Once we were back at the car away from the noisy rain, I asked him point-blank, “Why on earth did they ask you do to the high jump?”
“I volunteered,” he replied.
Turns out, four members of his team were no-shows and there were lots of gaps needing to be filled. As his coach had run through the litany of events that needed a fill-in, Full Speed volunteered for every single one.
He was denied on all counts.
That is until the high jump was called out. No one was willing to step up so what did Full Speed do?
He stepped up.
Can you imagine the amount of courage this must have taken? Since Full Speed has a pretty good hold on reality, he had to have known it was going to end badly for him.
He did it anyway.
This kid may have lost the high jump that day, but he won my respect.
He has all it takes to be a winner. The kind that matters. The kind that isn’t afraid to take risks.
I don’t enjoy being one of those moms who focuses on their children’s academic achievements. I try very hard to stay in my own lane and thankfully, my boys seem to have a handle on their academics. However, I have an Achilles heel:
Full Speed’s math grade
He sailed along until fifth grade. Then he came to an abrupt halt, adjusted his sails and kept going. Same deal in sixth grade, he had a bit of a rough start, the teacher intervened and then all was well. In fact so well, he got into honors Algebra for his seventh grade year. I thought that meant he had the chops to handle it. And he mostly does, but sometimes, he just doesn’t. Where I struggle is that my intuition screams loudly that it isn’t a lack of ability, it is a lack of effort. Can I get an amen?

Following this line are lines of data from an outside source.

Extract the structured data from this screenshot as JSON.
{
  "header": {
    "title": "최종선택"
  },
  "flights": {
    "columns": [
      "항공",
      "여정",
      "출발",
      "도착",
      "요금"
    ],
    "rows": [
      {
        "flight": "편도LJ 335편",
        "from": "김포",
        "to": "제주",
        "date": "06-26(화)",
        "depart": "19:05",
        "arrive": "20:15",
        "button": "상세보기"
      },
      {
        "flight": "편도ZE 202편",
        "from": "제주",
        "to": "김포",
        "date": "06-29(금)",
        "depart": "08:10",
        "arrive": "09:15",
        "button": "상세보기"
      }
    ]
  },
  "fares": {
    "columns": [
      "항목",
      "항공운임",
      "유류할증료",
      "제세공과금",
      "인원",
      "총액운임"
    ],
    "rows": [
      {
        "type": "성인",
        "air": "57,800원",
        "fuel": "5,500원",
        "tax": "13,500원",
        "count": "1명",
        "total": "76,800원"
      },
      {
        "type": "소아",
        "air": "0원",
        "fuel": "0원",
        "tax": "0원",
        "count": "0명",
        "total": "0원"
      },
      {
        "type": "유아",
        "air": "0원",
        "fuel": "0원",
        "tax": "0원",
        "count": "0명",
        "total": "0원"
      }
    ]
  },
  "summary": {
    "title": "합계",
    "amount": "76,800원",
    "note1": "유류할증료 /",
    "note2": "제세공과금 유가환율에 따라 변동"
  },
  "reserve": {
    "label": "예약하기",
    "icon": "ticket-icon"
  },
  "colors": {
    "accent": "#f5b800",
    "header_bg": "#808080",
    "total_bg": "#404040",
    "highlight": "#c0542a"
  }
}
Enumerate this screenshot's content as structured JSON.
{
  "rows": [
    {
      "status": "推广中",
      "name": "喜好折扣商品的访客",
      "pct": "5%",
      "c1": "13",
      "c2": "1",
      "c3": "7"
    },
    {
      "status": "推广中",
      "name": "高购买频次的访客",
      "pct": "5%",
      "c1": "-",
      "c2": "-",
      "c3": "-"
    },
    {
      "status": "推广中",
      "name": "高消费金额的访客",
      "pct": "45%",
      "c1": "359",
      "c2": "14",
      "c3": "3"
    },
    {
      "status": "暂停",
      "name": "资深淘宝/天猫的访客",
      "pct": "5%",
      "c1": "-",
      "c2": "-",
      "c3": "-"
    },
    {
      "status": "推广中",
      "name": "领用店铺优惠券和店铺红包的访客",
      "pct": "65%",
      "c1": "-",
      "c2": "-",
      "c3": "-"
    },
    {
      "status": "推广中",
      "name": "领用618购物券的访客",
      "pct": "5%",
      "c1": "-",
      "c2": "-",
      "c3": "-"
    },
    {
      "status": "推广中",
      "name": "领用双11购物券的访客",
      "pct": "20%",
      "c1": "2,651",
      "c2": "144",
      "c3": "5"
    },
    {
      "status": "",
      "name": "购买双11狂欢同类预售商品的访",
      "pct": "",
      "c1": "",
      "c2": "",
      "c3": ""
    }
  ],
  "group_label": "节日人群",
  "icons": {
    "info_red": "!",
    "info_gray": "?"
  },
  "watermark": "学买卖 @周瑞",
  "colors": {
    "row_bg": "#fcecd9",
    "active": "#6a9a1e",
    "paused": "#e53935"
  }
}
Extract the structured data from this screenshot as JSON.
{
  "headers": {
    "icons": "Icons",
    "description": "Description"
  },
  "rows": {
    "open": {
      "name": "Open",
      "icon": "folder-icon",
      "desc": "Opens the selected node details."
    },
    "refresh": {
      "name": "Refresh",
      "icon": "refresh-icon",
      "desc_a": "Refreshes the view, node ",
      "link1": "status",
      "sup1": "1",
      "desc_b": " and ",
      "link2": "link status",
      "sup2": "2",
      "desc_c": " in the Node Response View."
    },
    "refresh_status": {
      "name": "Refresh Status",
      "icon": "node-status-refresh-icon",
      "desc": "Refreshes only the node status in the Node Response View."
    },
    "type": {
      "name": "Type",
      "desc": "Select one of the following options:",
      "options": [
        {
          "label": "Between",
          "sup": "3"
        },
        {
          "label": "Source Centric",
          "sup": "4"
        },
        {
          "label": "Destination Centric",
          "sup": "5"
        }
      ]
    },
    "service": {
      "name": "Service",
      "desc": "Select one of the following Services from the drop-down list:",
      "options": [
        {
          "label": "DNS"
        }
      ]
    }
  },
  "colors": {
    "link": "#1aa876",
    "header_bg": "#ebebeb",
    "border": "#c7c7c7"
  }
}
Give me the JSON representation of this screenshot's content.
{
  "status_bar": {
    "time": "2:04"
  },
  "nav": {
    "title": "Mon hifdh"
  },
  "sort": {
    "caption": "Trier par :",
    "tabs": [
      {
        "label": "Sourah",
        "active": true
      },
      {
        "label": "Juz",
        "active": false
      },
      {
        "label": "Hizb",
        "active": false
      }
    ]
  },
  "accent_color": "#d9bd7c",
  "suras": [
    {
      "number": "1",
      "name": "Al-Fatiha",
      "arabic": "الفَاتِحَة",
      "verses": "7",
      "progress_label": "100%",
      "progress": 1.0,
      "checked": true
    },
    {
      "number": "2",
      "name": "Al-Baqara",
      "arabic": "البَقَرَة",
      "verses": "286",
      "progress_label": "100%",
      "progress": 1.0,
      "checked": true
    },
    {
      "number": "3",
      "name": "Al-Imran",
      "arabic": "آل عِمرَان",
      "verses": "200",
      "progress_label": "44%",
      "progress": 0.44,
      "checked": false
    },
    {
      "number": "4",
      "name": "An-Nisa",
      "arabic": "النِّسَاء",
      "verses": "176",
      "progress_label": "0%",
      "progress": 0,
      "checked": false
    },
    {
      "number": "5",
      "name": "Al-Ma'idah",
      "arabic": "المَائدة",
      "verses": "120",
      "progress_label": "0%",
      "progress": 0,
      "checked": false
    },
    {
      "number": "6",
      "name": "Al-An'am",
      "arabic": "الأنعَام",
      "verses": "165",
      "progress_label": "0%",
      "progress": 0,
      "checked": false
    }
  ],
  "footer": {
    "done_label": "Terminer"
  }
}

Regardless, after a very up and down 1st-3rd grading periods, Full Speed managed to harrowingly acquire a ‘good’ grade thus far. As Full Speed gets set to head into the fourth and final grading period for honors Algebra, I asked him if he would consider putting in his maximum effort upfront as opposed to the rollercoaster performance in which he seems to gravitate towards. His reply?